> [Data for processing]
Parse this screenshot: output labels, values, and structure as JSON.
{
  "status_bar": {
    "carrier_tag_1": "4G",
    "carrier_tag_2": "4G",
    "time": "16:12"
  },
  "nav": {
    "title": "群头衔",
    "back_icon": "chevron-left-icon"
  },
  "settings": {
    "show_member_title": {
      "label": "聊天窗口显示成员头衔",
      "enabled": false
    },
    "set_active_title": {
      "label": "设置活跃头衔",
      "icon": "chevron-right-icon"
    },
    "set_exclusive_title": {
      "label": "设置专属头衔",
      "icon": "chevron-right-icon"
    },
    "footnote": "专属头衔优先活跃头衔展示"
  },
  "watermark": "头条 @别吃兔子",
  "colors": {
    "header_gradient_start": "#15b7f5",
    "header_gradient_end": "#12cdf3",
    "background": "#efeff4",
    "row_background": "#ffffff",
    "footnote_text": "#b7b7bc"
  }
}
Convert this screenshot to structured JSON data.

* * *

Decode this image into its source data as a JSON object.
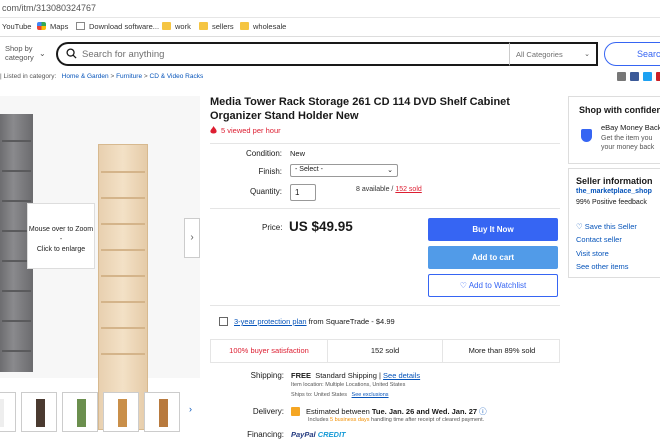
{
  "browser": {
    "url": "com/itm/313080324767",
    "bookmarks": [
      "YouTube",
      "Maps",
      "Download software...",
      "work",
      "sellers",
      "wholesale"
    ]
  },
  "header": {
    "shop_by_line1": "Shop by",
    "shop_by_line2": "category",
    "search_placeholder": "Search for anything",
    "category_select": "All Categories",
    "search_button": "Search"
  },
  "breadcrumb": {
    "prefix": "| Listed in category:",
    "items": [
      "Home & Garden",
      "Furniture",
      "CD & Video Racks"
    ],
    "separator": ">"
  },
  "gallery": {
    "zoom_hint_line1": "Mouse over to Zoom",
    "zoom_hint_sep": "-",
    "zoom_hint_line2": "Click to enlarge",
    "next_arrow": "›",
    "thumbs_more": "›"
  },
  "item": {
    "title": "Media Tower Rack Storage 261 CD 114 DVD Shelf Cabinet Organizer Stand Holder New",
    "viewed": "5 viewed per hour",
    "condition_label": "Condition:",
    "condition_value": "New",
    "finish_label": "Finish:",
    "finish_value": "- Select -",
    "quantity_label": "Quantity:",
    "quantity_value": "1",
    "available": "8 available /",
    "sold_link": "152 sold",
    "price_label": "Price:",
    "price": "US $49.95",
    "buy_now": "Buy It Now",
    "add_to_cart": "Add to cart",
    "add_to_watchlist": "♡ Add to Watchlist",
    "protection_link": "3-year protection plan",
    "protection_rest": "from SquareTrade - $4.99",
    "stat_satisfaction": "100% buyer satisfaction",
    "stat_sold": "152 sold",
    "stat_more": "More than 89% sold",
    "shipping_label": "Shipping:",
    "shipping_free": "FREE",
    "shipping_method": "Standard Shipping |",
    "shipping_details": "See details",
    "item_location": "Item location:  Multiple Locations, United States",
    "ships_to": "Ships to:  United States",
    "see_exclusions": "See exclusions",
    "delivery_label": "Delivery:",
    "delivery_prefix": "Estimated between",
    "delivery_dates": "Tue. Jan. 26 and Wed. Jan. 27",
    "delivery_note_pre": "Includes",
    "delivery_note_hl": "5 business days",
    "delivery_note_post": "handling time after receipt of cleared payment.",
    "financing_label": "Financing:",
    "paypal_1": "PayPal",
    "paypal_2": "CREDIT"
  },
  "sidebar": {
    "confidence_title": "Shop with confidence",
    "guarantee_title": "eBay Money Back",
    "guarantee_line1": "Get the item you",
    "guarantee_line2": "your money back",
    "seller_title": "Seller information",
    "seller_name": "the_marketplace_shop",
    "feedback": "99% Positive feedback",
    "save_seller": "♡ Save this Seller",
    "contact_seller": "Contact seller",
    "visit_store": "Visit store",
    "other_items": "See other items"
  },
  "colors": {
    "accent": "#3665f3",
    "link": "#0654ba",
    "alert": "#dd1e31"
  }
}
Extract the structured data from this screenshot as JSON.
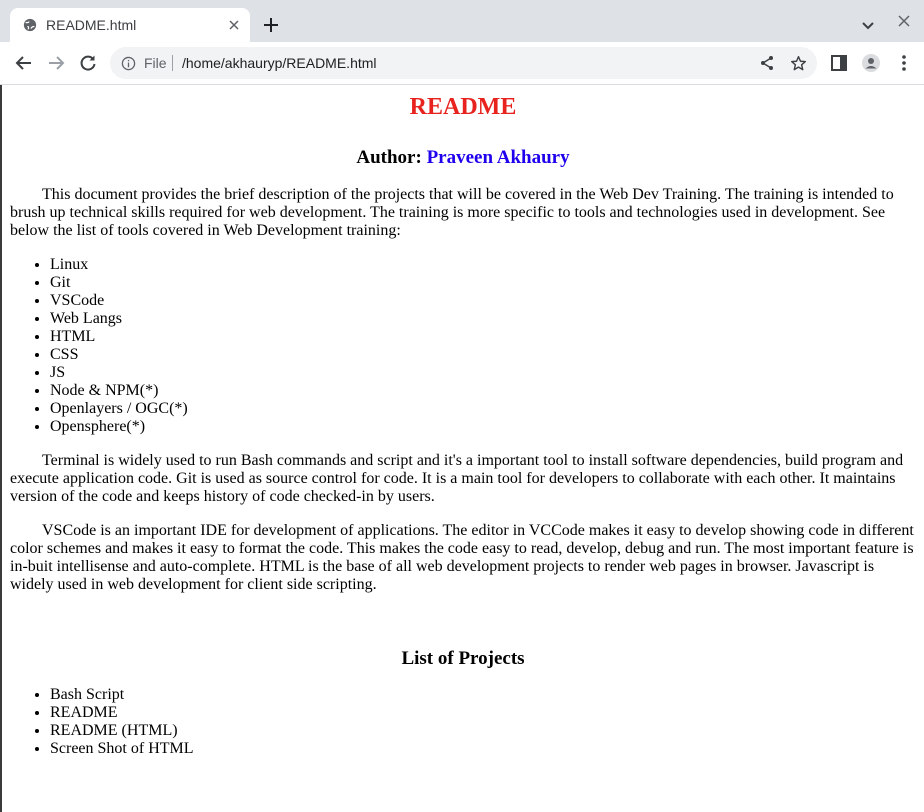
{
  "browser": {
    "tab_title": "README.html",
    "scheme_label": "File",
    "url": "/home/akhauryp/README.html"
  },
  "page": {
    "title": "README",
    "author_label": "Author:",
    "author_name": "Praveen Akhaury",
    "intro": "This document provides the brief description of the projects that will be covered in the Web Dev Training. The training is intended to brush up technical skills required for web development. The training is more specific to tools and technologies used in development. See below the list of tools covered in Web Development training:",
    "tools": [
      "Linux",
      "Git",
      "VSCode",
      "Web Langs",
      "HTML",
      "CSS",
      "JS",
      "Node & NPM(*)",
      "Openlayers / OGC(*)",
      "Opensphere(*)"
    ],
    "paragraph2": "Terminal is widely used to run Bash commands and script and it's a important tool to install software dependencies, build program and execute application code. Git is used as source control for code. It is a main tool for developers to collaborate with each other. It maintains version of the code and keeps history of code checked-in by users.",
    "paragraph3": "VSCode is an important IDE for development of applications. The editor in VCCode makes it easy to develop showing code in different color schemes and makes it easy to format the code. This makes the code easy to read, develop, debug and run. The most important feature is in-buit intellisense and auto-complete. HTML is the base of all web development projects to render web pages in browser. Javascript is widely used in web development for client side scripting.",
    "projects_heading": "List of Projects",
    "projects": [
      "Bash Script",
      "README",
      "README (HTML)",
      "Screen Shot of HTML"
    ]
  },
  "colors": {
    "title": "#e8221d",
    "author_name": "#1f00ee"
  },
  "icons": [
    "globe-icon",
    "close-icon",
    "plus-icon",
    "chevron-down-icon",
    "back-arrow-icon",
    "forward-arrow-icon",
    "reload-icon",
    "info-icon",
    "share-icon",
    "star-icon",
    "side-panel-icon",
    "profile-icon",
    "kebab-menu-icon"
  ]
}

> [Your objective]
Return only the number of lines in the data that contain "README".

> [Answer to the exercise]
5